## Supplied records
- - - - -

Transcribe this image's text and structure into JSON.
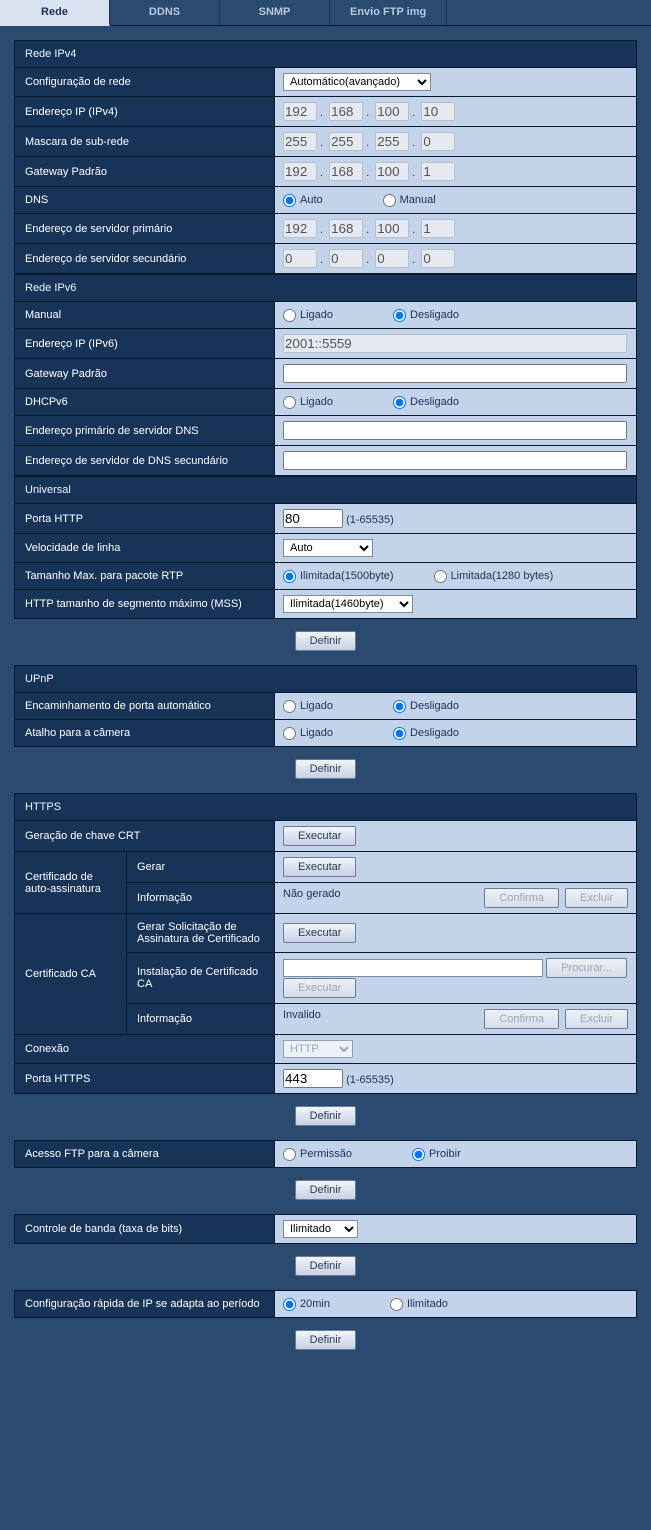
{
  "tabs": {
    "t0": "Rede",
    "t1": "DDNS",
    "t2": "SNMP",
    "t3": "Envio FTP img"
  },
  "ipv4": {
    "header": "Rede IPv4",
    "netconf": {
      "label": "Configuração de rede",
      "value": "Automático(avançado)"
    },
    "ip": {
      "label": "Endereço IP (IPv4)",
      "o1": "192",
      "o2": "168",
      "o3": "100",
      "o4": "10"
    },
    "mask": {
      "label": "Mascara de sub-rede",
      "o1": "255",
      "o2": "255",
      "o3": "255",
      "o4": "0"
    },
    "gw": {
      "label": "Gateway Padrão",
      "o1": "192",
      "o2": "168",
      "o3": "100",
      "o4": "1"
    },
    "dns": {
      "label": "DNS",
      "auto": "Auto",
      "manual": "Manual"
    },
    "dns1": {
      "label": "Endereço de servidor primário",
      "o1": "192",
      "o2": "168",
      "o3": "100",
      "o4": "1"
    },
    "dns2": {
      "label": "Endereço de servidor secundário",
      "o1": "0",
      "o2": "0",
      "o3": "0",
      "o4": "0"
    }
  },
  "ipv6": {
    "header": "Rede IPv6",
    "manual": {
      "label": "Manual",
      "on": "Ligado",
      "off": "Desligado"
    },
    "ip": {
      "label": "Endereço IP (IPv6)",
      "value": "2001::5559"
    },
    "gw": {
      "label": "Gateway Padrão",
      "value": ""
    },
    "dhcp": {
      "label": "DHCPv6",
      "on": "Ligado",
      "off": "Desligado"
    },
    "dns1": {
      "label": "Endereço primário de servidor DNS",
      "value": ""
    },
    "dns2": {
      "label": "Endereço de servidor de DNS secundário",
      "value": ""
    }
  },
  "universal": {
    "header": "Universal",
    "http": {
      "label": "Porta HTTP",
      "value": "80",
      "range": "(1-65535)"
    },
    "speed": {
      "label": "Velocidade de linha",
      "value": "Auto"
    },
    "rtp": {
      "label": "Tamanho Max. para pacote RTP",
      "a": "Ilimitada(1500byte)",
      "b": "Limitada(1280 bytes)"
    },
    "mss": {
      "label": "HTTP tamanho de segmento máximo (MSS)",
      "value": "Ilimitada(1460byte)"
    }
  },
  "upnp": {
    "header": "UPnP",
    "fwd": {
      "label": "Encaminhamento de porta automático",
      "on": "Ligado",
      "off": "Desligado"
    },
    "shortcut": {
      "label": "Atalho para a câmera",
      "on": "Ligado",
      "off": "Desligado"
    }
  },
  "https": {
    "header": "HTTPS",
    "crt": {
      "label": "Geração de chave CRT"
    },
    "selfcert": {
      "label": "Certificado de auto-assinatura",
      "gen": "Gerar",
      "info": "Informação",
      "infoval": "Não gerado"
    },
    "ca": {
      "label": "Certificado CA",
      "csr": "Gerar Solicitação de Assinatura de Certificado",
      "install": "Instalação de Certificado CA",
      "info": "Informação",
      "infoval": "Invalido"
    },
    "conn": {
      "label": "Conexão",
      "value": "HTTP"
    },
    "port": {
      "label": "Porta HTTPS",
      "value": "443",
      "range": "(1-65535)"
    }
  },
  "ftp": {
    "label": "Acesso FTP para a câmera",
    "allow": "Permissão",
    "deny": "Proibir"
  },
  "bw": {
    "label": "Controle de banda (taxa de bits)",
    "value": "Ilimitado"
  },
  "fastip": {
    "label": "Configuração rápida de IP se adapta ao período",
    "a": "20min",
    "b": "Ilimitado"
  },
  "btn": {
    "set": "Definir",
    "exec": "Executar",
    "confirm": "Confirma",
    "delete": "Excluir",
    "browse": "Procurar..."
  }
}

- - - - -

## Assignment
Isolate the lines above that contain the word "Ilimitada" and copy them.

## Answer space
      "a": "Ilimitada(1500byte)",
      "value": "Ilimitada(1460byte)"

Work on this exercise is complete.